The Taylor-Stanwyck marriage ended in divorce in 1951. Robert Taylor played the man-about-town until he met the lovely German actress, Ursula Thiess. After a long and turbulent courtship, they married on a boat in Jackson Lake Wyoming on May 15, 1954. Once again Mr. Taylor acquired a family as Ursula had two children, Manuela and Michael. Ruth Brugh is said to have disapproved. Both children had great difficulty adjusting to America and their new stepfather. For two German speaking children to be tossed into an alien country and way of life was very difficult. Michael died of a drug overdose in 1969. Manuela, after some rough times, turned her life around and is today a successful educator and photographer.
This picture shows the Taylor family and photographer Dmitri Kessel in Wyoming in 1961 during a photo shoot for Life Magazine. Ursula Thiess gave up her film career to be a wife and mother. Her relationship with her husband is best described in a passage from her book. The Taylors were in Cairo while he was making The Glass Sphinx. From Ursula Thiess, But I Have Promises To Keep: “When I arrived at the Nile Hilton, not expecting Bob to be at the hotel yet, I signed in and was ushered to the 9th floor. Simultaneously with the opening of the elevator, the last door on the long corridor opened as well, presenting a freshly showered, bathrobed Bob. I stopped and looked at him as he stood there, still 100 feet away, with a big smile on his face, his legs spread apart, cowboy-fashion, and his arms stretched out for an embrace. As my heart started pounding and the pit of my stomach knotted with excitement, I ran toward my husband like a 17-year-old, carried on the wings of first love. I felt an emotion of total commitment.”
The adult Tessa and Terry are autographing books at the celebration of Robert Taylor’s 100th birthday in Beatrice, Nebraska in 2011. Terry was 14 and Tessa 9 when they lost their father. Both have fond memories of him and both have worked to keep the memory of their father’s legacy alive. I suspect that they are pleased with the revival of interest in Mr. Taylor in the last few years. Two very good biographies have appeared, Robert Taylor movies are available through Warner Archive and You Tube, he has been Turner Classic Movies’ star of the month twice.
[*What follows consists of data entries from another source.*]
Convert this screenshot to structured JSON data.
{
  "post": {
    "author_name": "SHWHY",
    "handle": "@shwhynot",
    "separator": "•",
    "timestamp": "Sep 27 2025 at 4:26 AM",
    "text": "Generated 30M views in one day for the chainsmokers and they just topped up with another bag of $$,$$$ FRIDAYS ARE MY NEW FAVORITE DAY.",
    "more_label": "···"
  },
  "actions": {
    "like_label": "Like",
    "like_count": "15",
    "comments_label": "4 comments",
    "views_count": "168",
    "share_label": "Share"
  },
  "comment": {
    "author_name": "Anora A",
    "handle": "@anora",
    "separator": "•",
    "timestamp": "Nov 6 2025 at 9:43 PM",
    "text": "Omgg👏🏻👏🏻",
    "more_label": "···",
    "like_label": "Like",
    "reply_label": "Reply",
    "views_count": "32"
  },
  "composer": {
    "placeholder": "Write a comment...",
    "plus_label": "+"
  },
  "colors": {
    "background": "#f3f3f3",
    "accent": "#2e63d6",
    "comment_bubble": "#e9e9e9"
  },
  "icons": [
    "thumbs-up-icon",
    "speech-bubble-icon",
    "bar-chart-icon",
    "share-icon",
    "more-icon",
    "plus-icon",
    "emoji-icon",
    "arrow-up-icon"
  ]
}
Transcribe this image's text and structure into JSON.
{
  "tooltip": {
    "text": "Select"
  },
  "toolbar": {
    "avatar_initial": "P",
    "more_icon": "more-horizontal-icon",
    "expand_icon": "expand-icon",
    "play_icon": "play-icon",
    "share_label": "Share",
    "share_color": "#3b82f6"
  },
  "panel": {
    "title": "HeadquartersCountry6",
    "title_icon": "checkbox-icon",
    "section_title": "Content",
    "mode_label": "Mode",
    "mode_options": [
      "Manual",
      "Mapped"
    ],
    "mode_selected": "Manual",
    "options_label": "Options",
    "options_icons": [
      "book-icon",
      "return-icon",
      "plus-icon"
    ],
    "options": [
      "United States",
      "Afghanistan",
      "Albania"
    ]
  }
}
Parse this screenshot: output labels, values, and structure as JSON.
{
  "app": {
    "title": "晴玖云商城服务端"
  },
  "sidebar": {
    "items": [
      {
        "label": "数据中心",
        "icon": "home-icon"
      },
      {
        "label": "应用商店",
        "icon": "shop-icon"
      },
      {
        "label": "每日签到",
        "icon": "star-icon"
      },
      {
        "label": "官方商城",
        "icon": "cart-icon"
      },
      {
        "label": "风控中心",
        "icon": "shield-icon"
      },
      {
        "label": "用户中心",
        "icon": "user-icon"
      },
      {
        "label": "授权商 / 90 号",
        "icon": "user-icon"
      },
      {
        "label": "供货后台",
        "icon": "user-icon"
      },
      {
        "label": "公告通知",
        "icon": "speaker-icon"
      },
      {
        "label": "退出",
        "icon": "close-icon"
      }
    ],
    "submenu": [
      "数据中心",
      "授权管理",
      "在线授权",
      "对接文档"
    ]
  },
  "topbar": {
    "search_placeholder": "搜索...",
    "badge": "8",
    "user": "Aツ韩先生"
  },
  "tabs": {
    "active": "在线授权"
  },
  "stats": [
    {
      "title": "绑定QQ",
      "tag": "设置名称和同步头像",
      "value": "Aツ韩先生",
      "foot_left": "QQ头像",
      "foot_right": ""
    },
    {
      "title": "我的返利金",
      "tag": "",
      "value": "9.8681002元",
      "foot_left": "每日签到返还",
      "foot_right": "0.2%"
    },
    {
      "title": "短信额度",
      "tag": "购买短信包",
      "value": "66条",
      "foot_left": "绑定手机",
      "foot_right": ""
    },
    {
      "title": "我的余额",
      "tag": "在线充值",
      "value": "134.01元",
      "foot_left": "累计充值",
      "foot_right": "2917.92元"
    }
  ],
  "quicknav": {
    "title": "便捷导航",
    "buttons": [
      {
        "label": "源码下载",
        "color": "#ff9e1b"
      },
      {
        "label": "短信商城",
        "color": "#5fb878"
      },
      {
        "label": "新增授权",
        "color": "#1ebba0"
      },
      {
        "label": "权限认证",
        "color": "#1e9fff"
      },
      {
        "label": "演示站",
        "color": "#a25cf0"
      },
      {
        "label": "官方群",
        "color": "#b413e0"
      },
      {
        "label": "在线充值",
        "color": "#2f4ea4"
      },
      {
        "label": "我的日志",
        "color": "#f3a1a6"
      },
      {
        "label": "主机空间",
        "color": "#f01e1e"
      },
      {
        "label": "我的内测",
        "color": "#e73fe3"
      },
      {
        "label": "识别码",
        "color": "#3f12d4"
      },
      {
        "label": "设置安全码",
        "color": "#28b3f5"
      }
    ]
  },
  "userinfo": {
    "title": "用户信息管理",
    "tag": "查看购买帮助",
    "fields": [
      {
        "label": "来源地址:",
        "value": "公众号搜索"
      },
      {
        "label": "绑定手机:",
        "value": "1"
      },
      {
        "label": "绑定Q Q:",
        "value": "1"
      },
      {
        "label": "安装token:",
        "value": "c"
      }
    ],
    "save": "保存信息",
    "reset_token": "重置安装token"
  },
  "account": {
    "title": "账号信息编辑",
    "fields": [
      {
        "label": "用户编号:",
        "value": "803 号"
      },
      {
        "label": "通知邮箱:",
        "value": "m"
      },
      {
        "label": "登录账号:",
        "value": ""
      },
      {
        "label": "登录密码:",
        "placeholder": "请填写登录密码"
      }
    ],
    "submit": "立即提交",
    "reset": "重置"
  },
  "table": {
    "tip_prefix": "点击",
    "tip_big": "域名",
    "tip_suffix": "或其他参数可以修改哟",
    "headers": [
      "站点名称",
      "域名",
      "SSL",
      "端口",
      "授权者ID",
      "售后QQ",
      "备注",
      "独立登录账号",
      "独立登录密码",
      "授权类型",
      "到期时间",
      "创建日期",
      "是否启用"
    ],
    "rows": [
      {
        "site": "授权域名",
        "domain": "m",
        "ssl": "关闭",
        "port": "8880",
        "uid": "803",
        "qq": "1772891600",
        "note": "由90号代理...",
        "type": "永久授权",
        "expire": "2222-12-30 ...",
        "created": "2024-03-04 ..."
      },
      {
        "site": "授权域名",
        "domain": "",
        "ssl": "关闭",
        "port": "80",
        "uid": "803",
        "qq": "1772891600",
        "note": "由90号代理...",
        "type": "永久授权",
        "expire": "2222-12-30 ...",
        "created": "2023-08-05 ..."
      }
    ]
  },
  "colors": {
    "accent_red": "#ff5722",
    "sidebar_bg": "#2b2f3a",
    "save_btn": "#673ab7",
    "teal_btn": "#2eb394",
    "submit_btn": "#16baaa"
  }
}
Linda Alexander’s book has led to a re-evaluation of Mr. Taylor and the controversial HUAC (House un-American Activities Committee) hearings in 1947.
Alexander, Linda J. Reluctant Witness: Robert Taylor, Hollywood, and Communism. Tease Publishing, 2008.
Broman. Sven. Conversations with Greta Garbo, Viking, 1991
Hall, Gladys. Robert Taylor’s True Life Story. Dell Publishing Co., Inc. 1937
Kral, E.A. Robert Taylor’s Nebraska Years. 2009
Thiess, Ursula. “…but I have promises to keep.” My Life Before, With & After Robert Taylor. Xlibris Corp, 2007.
Tranberg, Charles. Robert Taylor: A Biography. Bear Manor Publishing, 2010.